_Exercise objective_.
Your copy should begin at the line containing "Give me the" and end at the last line of the records below, matching each line exactly and leaving out pictures.

------ Records to process

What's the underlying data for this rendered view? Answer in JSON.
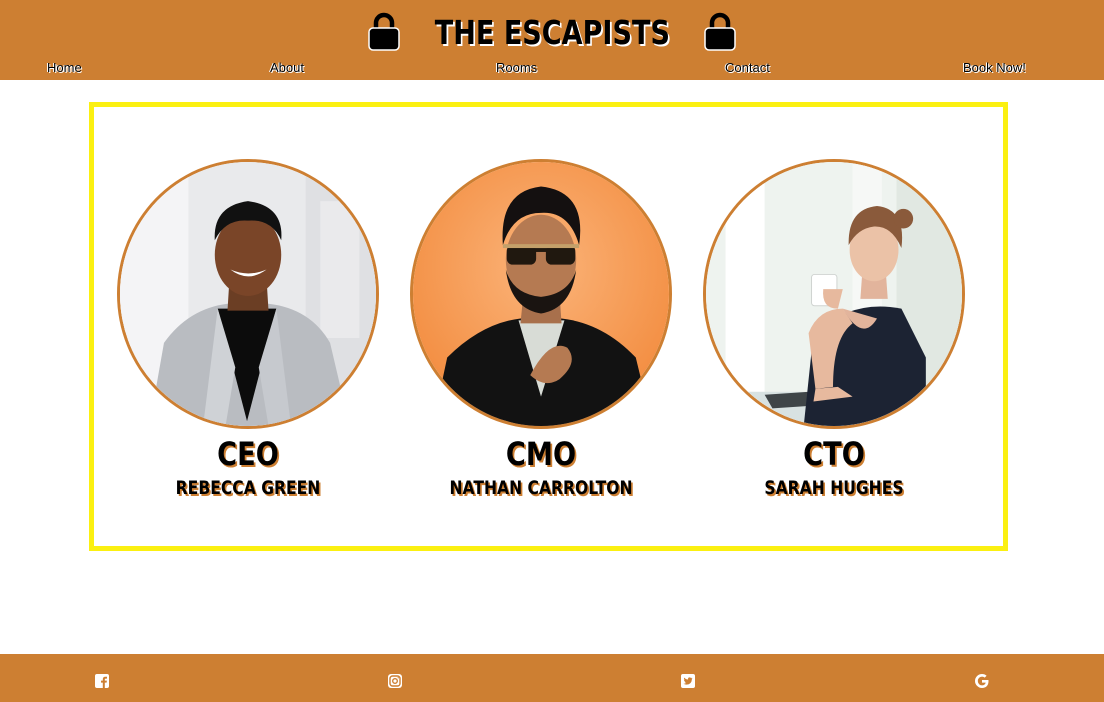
{
  "header": {
    "title": "THE ESCAPISTS",
    "left_icon": "lock-icon",
    "right_icon": "lock-icon",
    "background": "#cd7f32"
  },
  "nav": {
    "items": [
      {
        "label": "Home"
      },
      {
        "label": "About"
      },
      {
        "label": "Rooms"
      },
      {
        "label": "Contact"
      },
      {
        "label": "Book Now!"
      }
    ]
  },
  "team": {
    "frame_color": "#fbf011",
    "members": [
      {
        "role": "CEO",
        "name": "REBECCA GREEN",
        "photo": "ceo-photo"
      },
      {
        "role": "CMO",
        "name": "NATHAN CARROLTON",
        "photo": "cmo-photo"
      },
      {
        "role": "CTO",
        "name": "SARAH HUGHES",
        "photo": "cto-photo"
      }
    ]
  },
  "footer": {
    "background": "#cd7f32",
    "icons": [
      "facebook-icon",
      "instagram-icon",
      "twitter-icon",
      "google-icon"
    ]
  }
}
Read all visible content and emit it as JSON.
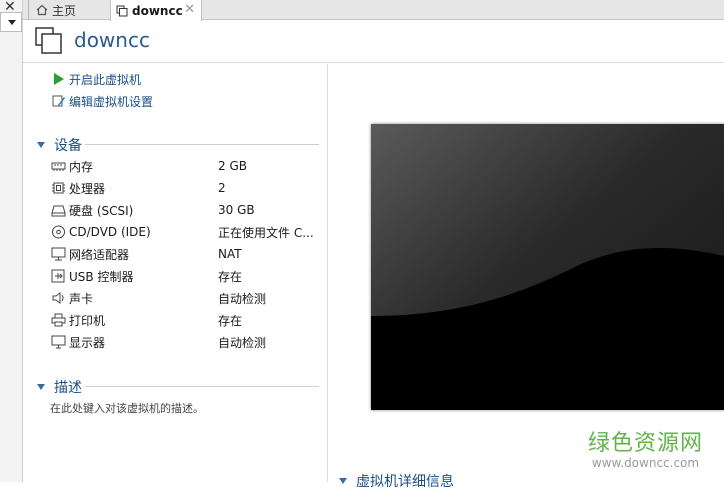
{
  "tabs": [
    {
      "label": "主页",
      "icon": "home-icon"
    },
    {
      "label": "downcc",
      "icon": "vm-tab-icon"
    }
  ],
  "vm": {
    "title": "downcc"
  },
  "actions": [
    {
      "label": "开启此虚拟机",
      "icon": "play-icon"
    },
    {
      "label": "编辑虚拟机设置",
      "icon": "edit-settings-icon"
    }
  ],
  "devices": {
    "heading": "设备",
    "items": [
      {
        "name": "内存",
        "value": "2 GB",
        "icon": "memory-icon"
      },
      {
        "name": "处理器",
        "value": "2",
        "icon": "cpu-icon"
      },
      {
        "name": "硬盘 (SCSI)",
        "value": "30 GB",
        "icon": "disk-icon"
      },
      {
        "name": "CD/DVD (IDE)",
        "value": "正在使用文件 C...",
        "icon": "cd-icon"
      },
      {
        "name": "网络适配器",
        "value": "NAT",
        "icon": "network-icon"
      },
      {
        "name": "USB 控制器",
        "value": "存在",
        "icon": "usb-icon"
      },
      {
        "name": "声卡",
        "value": "自动检测",
        "icon": "sound-icon"
      },
      {
        "name": "打印机",
        "value": "存在",
        "icon": "printer-icon"
      },
      {
        "name": "显示器",
        "value": "自动检测",
        "icon": "display-icon"
      }
    ]
  },
  "description": {
    "heading": "描述",
    "placeholder": "在此处键入对该虚拟机的描述。"
  },
  "details": {
    "heading": "虚拟机详细信息"
  },
  "watermark": {
    "main": "绿色资源网",
    "sub": "www.downcc.com"
  },
  "colors": {
    "accent": "#1a4f8a",
    "title": "#2a5b8f",
    "watermark": "#62b447"
  }
}
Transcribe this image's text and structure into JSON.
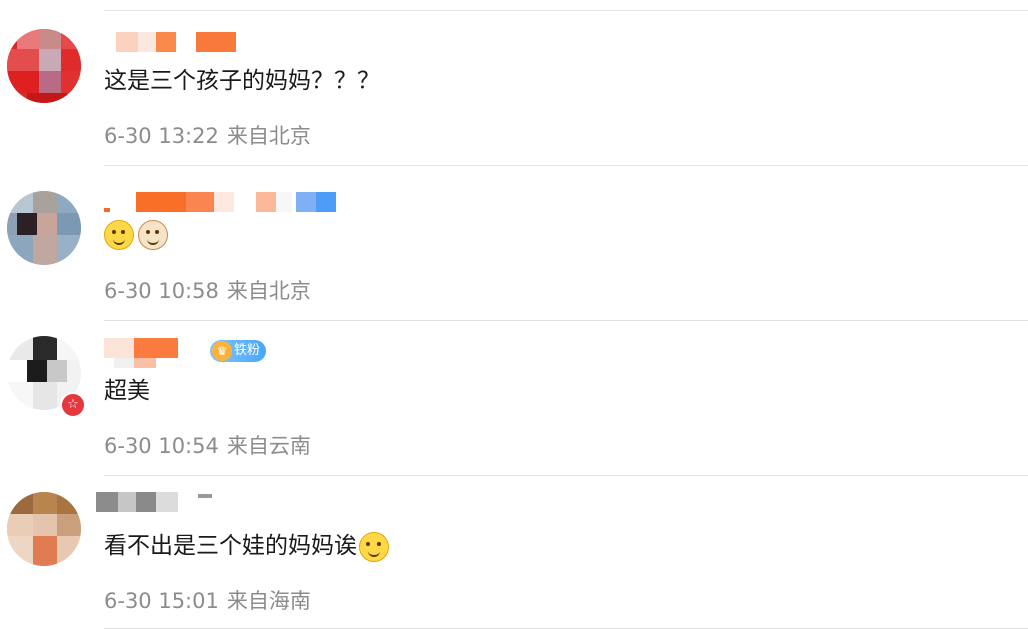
{
  "comments": [
    {
      "text": "这是三个孩子的妈妈？？？",
      "time": "6-30 13:22",
      "location": "来自北京",
      "emojis": []
    },
    {
      "text": "",
      "time": "6-30 10:58",
      "location": "来自北京",
      "emojis": [
        "thinking-emoji",
        "cat-emoji"
      ]
    },
    {
      "text": "超美",
      "time": "6-30 10:54",
      "location": "来自云南",
      "badge": "铁粉",
      "verified": true,
      "emojis": []
    },
    {
      "text": "看不出是三个娃的妈妈诶",
      "time": "6-30 15:01",
      "location": "来自海南",
      "emojis": [
        "laughing-crying-emoji"
      ]
    }
  ],
  "colors": {
    "divider": "#e3e3e3",
    "meta_text": "#8c8c8c",
    "body_text": "#1a1a1a",
    "fan_badge": "#4aa6f5",
    "verified_badge": "#e5373d"
  }
}
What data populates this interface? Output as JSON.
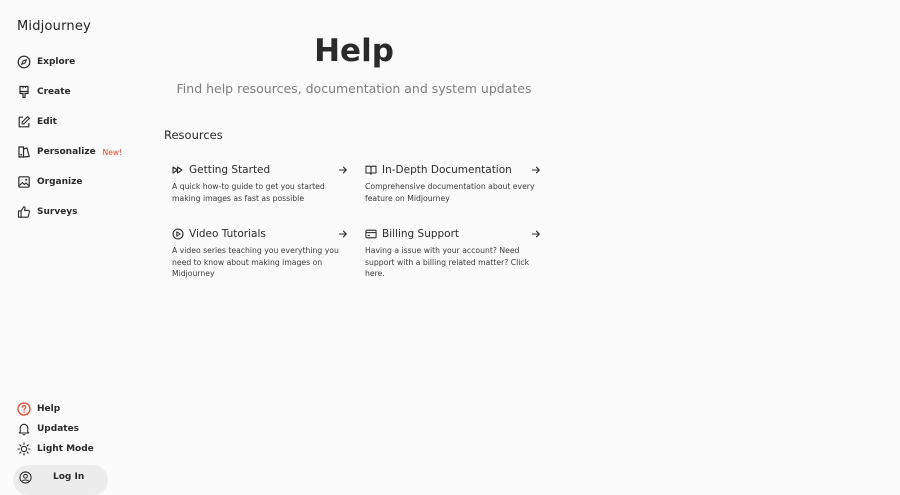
{
  "app": {
    "brand": "Midjourney"
  },
  "sidebar": {
    "items": [
      {
        "label": "Explore",
        "icon": "compass-icon"
      },
      {
        "label": "Create",
        "icon": "brush-icon"
      },
      {
        "label": "Edit",
        "icon": "edit-icon"
      },
      {
        "label": "Personalize",
        "icon": "personalize-icon",
        "badge": "New!"
      },
      {
        "label": "Organize",
        "icon": "image-icon"
      },
      {
        "label": "Surveys",
        "icon": "thumbs-up-icon"
      }
    ],
    "bottom": [
      {
        "label": "Help",
        "icon": "help-circle-icon"
      },
      {
        "label": "Updates",
        "icon": "bell-icon"
      },
      {
        "label": "Light Mode",
        "icon": "sun-icon"
      }
    ],
    "login_label": "Log In"
  },
  "main": {
    "title": "Help",
    "subtitle": "Find help resources, documentation and system updates",
    "section_title": "Resources",
    "cards": [
      {
        "title": "Getting Started",
        "icon": "fast-forward-icon",
        "desc": "A quick how-to guide to get you started making images as fast as possible"
      },
      {
        "title": "In-Depth Documentation",
        "icon": "book-icon",
        "desc": "Comprehensive documentation about every feature on Midjourney"
      },
      {
        "title": "Video Tutorials",
        "icon": "play-circle-icon",
        "desc": "A video series teaching you everything you need to know about making images on Midjourney"
      },
      {
        "title": "Billing Support",
        "icon": "credit-card-icon",
        "desc": "Having a issue with your account? Need support with a billing related matter? Click here."
      }
    ]
  },
  "colors": {
    "accent": "#e0482f",
    "background": "#fbfbfb",
    "text": "#2a2a2a",
    "muted": "#7d7d7d"
  }
}
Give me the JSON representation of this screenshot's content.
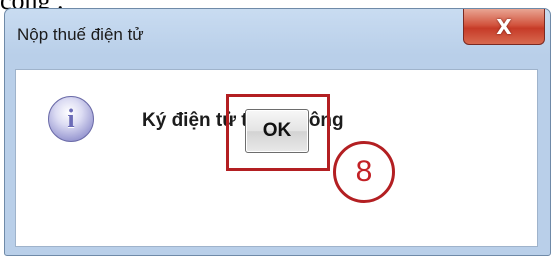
{
  "top_text": "công .",
  "dialog": {
    "title": "Nộp thuế điện tử",
    "close_label": "X",
    "message": "Ký điện tử thành công",
    "icon": "info-icon",
    "icon_glyph": "i",
    "ok_label": "OK"
  },
  "annotation": {
    "step_number": "8",
    "color": "#b31f22"
  }
}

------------

_Solution for this problem_.
Give me the JSON representation of this screenshot's content.
{
  "top_text": "công .",
  "dialog": {
    "title": "Nộp thuế điện tử",
    "close_label": "X",
    "message": "Ký điện tử thành công",
    "icon": "info-icon",
    "icon_glyph": "i",
    "ok_label": "OK"
  },
  "annotation": {
    "step_number": "8",
    "color": "#b31f22"
  }
}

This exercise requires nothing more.